▶ **Task instructions**
Your answer needs to include each line of the records in which the string "this" can be found.

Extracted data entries
──────
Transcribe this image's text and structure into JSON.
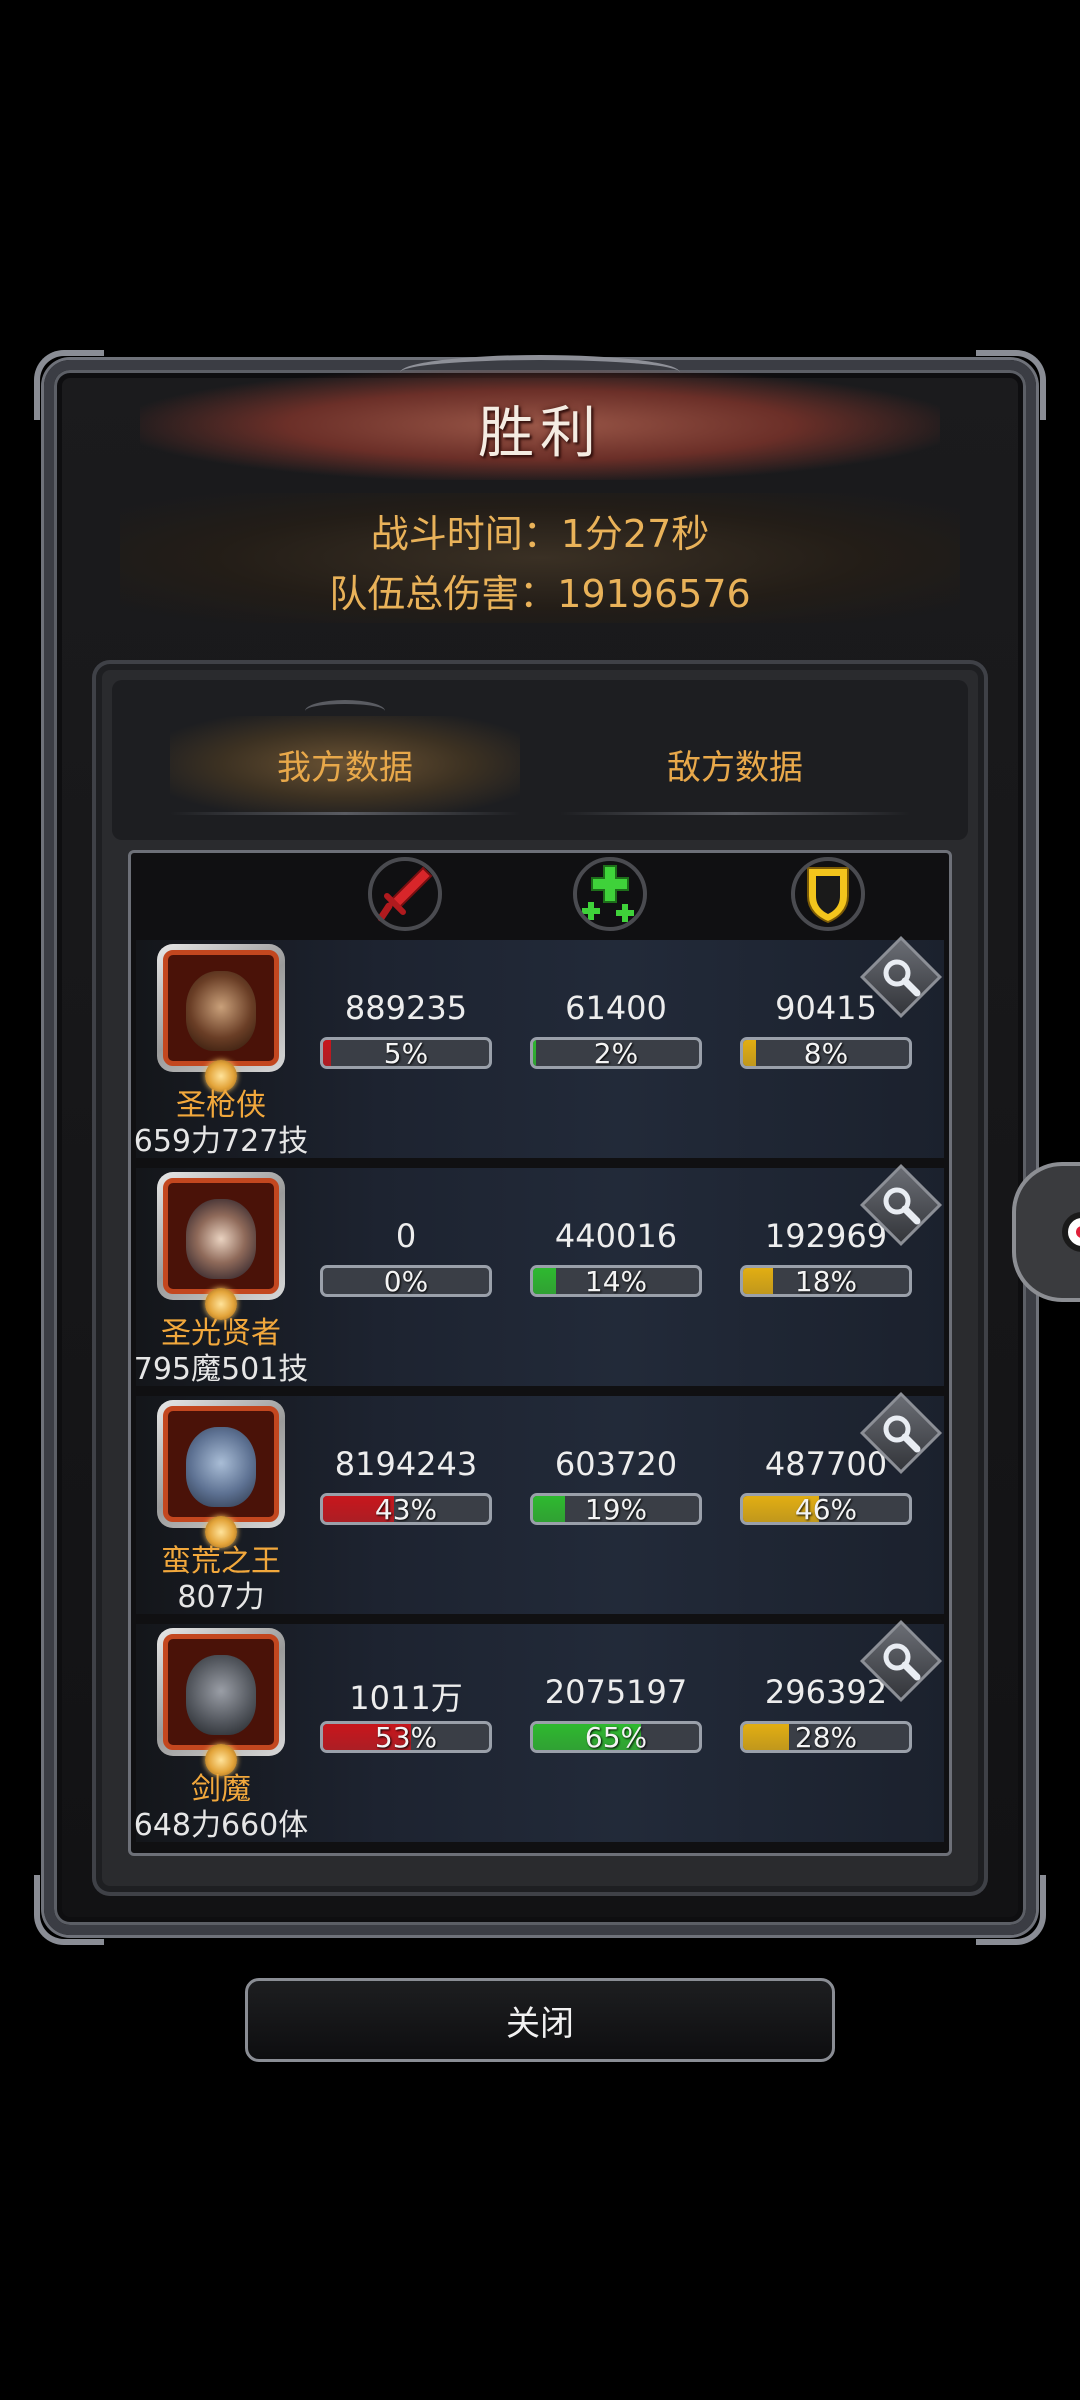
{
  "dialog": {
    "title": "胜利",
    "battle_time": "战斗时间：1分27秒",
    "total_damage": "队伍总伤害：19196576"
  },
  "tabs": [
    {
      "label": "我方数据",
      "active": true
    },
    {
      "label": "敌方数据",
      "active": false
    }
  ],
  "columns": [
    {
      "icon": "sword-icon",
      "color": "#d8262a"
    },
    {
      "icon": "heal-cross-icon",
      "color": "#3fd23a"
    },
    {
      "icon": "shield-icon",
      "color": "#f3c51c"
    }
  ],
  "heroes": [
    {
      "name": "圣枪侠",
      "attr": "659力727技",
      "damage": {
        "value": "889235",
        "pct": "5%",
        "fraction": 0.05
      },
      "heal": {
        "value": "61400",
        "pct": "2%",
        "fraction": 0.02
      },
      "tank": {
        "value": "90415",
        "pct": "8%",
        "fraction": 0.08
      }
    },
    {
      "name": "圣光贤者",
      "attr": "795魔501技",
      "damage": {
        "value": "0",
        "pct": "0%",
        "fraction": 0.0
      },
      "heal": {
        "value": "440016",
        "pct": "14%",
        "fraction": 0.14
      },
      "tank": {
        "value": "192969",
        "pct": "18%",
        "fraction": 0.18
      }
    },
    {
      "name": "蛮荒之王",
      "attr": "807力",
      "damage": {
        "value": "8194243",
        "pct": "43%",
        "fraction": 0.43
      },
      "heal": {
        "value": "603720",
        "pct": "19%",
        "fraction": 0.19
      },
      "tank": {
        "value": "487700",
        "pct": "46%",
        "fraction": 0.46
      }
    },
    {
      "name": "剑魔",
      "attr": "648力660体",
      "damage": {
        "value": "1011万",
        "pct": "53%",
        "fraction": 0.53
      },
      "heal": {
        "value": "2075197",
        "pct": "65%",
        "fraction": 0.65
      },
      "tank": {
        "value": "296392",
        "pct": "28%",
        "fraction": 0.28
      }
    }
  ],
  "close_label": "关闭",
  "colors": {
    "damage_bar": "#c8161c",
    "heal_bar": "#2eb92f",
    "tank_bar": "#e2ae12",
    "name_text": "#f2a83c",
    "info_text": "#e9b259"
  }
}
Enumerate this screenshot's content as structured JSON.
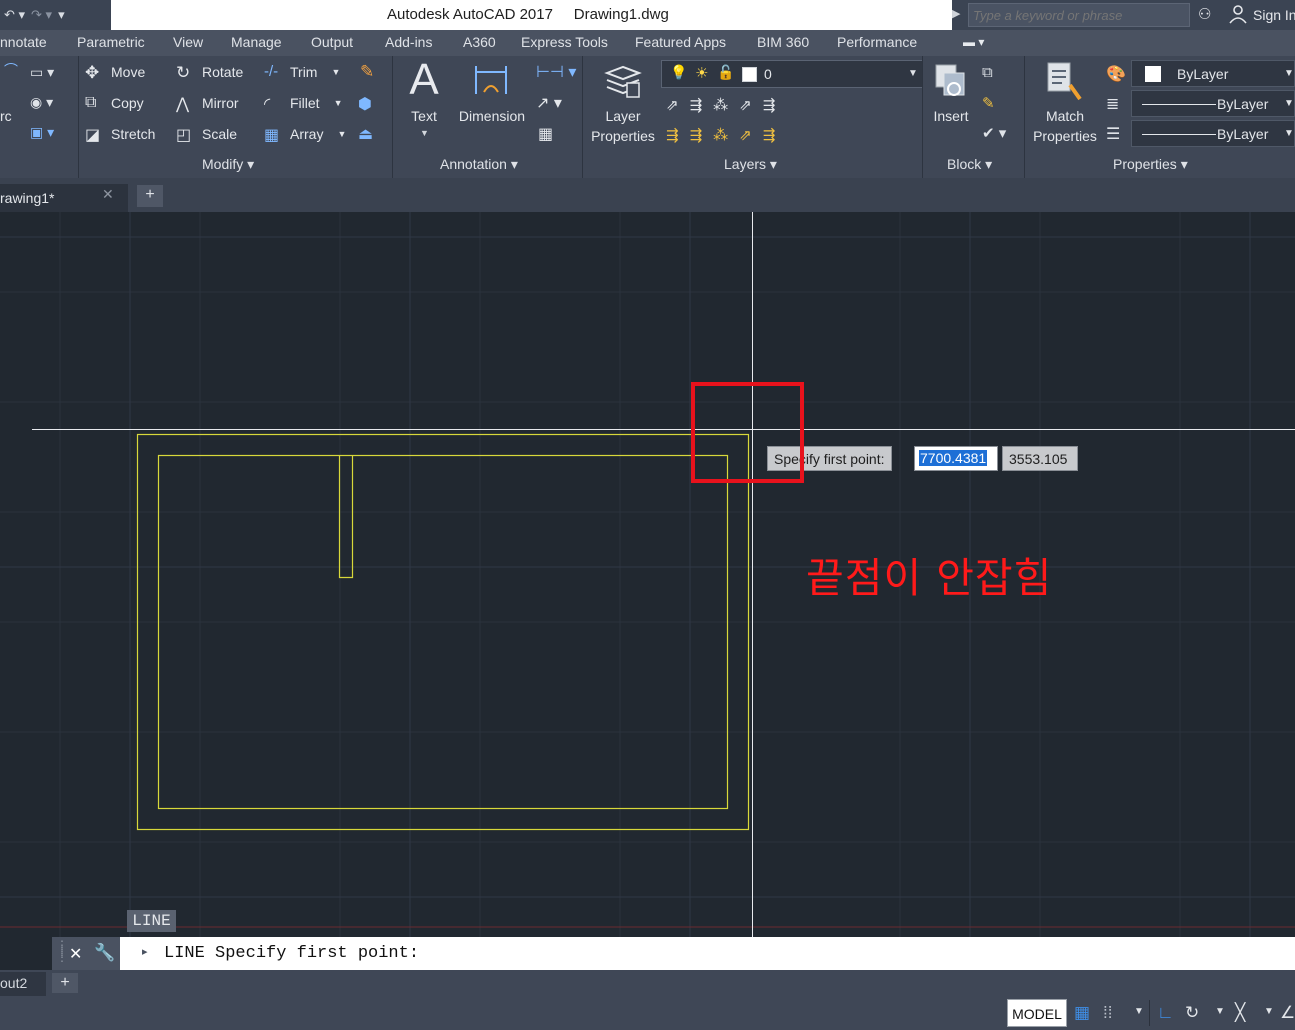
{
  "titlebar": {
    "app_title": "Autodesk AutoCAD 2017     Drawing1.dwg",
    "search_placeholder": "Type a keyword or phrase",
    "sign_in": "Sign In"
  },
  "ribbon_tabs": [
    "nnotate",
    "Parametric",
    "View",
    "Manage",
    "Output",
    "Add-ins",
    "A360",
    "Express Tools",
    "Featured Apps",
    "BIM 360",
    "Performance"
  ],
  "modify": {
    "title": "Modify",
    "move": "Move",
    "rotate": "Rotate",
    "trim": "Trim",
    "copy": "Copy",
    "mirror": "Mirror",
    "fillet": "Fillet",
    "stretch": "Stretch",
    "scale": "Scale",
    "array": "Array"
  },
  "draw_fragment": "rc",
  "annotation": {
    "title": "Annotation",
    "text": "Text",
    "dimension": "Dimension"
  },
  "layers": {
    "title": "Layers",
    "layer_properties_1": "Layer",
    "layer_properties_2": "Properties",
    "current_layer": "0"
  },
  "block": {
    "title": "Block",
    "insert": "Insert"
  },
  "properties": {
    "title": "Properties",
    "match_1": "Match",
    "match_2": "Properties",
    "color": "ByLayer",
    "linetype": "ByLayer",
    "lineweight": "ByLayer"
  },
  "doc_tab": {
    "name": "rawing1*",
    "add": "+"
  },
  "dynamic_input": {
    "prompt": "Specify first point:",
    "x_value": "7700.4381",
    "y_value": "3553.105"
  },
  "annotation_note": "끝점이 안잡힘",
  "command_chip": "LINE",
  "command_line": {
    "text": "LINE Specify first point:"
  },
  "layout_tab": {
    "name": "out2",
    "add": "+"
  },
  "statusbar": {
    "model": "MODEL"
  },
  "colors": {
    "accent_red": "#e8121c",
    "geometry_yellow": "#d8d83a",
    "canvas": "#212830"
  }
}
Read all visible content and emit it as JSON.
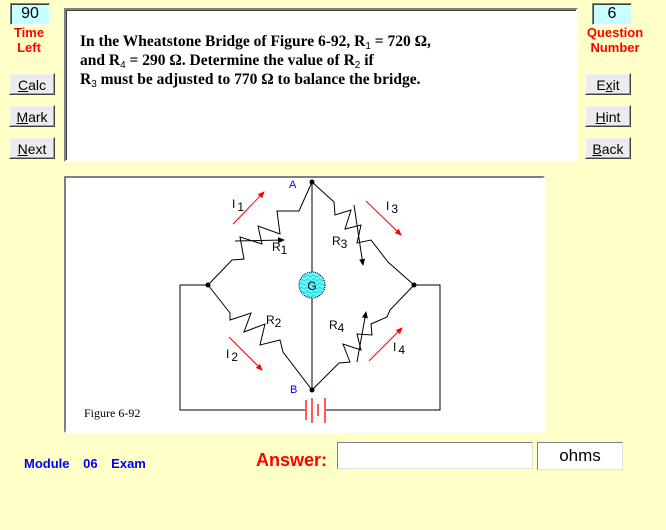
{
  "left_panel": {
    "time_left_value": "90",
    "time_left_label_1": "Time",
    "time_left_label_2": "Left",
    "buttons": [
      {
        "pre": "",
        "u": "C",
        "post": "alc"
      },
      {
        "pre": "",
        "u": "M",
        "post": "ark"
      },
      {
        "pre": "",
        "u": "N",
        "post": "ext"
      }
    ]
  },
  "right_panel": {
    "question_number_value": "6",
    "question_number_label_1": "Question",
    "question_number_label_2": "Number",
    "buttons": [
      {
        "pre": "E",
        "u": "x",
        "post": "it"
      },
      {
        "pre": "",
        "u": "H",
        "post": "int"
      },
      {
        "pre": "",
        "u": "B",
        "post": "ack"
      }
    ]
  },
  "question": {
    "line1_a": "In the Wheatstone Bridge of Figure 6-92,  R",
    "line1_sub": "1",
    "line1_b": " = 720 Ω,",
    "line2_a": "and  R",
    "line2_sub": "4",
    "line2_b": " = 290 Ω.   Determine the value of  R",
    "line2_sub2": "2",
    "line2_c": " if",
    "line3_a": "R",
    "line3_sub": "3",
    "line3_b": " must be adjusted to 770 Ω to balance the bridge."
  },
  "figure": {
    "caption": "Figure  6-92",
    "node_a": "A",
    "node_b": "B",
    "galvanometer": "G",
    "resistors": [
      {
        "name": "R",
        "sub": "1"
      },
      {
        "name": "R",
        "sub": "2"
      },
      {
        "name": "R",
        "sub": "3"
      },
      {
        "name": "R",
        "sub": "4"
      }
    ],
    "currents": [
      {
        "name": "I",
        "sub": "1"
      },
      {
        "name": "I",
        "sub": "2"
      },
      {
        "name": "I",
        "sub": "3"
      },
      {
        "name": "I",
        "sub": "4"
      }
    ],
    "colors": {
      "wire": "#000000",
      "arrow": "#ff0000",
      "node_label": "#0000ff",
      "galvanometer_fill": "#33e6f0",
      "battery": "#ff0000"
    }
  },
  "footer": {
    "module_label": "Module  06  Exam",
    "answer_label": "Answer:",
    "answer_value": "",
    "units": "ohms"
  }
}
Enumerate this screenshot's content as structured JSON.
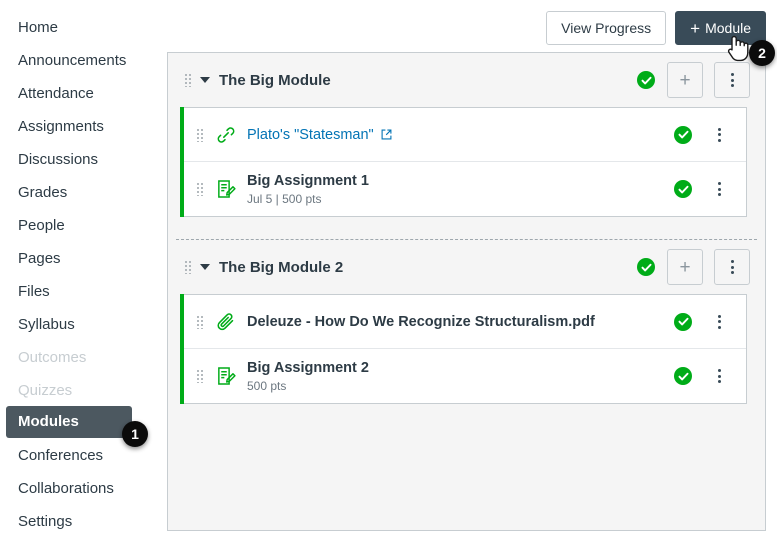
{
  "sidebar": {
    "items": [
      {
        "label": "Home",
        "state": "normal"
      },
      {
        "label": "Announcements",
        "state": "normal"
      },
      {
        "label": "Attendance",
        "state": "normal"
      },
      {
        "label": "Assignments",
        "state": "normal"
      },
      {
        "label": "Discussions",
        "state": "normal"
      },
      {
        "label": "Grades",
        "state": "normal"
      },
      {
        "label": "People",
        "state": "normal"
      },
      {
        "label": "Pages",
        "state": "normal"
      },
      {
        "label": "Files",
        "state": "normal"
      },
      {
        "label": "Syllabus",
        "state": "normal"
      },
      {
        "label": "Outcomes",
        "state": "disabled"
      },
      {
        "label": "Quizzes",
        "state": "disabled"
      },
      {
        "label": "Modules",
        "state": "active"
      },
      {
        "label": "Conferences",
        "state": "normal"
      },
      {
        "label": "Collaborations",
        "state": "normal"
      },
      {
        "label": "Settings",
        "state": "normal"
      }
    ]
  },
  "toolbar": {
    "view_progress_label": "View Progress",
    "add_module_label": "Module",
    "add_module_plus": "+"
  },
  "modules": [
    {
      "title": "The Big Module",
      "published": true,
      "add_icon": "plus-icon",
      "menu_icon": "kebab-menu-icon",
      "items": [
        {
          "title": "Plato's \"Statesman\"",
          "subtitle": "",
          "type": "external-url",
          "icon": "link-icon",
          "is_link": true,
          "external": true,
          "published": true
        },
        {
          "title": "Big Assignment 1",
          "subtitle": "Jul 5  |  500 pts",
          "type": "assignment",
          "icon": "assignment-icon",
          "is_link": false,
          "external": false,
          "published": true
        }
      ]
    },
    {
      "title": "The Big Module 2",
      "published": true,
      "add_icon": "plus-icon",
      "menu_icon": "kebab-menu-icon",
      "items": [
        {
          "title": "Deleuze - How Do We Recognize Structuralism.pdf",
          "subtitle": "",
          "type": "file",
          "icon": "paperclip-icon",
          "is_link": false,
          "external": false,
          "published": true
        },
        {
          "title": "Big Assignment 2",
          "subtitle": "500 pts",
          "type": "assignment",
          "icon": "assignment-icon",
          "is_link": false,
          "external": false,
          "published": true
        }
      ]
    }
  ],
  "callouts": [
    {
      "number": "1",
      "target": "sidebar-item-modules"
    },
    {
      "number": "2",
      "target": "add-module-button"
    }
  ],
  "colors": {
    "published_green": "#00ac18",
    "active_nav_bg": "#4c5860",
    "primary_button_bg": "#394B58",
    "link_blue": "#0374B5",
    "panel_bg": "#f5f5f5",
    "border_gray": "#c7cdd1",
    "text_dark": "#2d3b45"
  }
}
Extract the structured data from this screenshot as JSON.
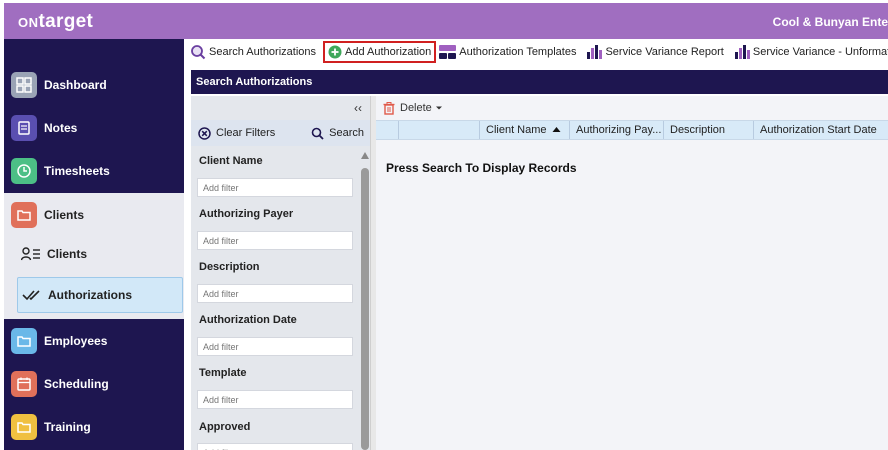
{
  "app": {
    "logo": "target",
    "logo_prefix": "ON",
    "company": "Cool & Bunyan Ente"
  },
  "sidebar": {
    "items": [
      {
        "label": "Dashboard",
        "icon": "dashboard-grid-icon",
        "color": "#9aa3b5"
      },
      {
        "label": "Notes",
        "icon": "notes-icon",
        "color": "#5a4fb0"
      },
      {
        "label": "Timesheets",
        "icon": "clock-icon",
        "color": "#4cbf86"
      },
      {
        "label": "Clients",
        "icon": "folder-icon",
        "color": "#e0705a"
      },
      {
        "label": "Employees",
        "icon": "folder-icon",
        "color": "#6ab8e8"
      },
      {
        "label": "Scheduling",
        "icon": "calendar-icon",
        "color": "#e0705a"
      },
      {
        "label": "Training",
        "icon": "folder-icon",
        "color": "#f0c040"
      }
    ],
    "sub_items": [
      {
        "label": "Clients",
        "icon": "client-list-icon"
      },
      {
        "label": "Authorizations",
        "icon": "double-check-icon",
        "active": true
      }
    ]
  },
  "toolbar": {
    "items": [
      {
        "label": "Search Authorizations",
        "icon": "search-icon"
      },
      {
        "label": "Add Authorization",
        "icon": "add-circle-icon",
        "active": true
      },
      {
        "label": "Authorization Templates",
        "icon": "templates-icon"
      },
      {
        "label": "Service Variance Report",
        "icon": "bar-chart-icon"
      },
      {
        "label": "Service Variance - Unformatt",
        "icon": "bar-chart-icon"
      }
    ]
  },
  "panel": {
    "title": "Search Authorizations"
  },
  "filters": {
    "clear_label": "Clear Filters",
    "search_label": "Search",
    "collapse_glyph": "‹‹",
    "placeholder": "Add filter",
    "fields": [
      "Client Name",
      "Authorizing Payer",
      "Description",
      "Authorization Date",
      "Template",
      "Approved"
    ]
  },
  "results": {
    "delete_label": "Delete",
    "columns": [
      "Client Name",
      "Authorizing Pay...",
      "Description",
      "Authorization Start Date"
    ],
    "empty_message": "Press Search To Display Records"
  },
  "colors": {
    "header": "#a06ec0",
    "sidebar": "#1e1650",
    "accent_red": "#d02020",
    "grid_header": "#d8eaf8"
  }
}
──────
▶ **Task response**
Transcribe this image's text and structure into JSON.
Enumerate this screenshot's content as structured JSON.
Enumerate this screenshot's content as structured JSON.
Extract the structured data from this screenshot as JSON.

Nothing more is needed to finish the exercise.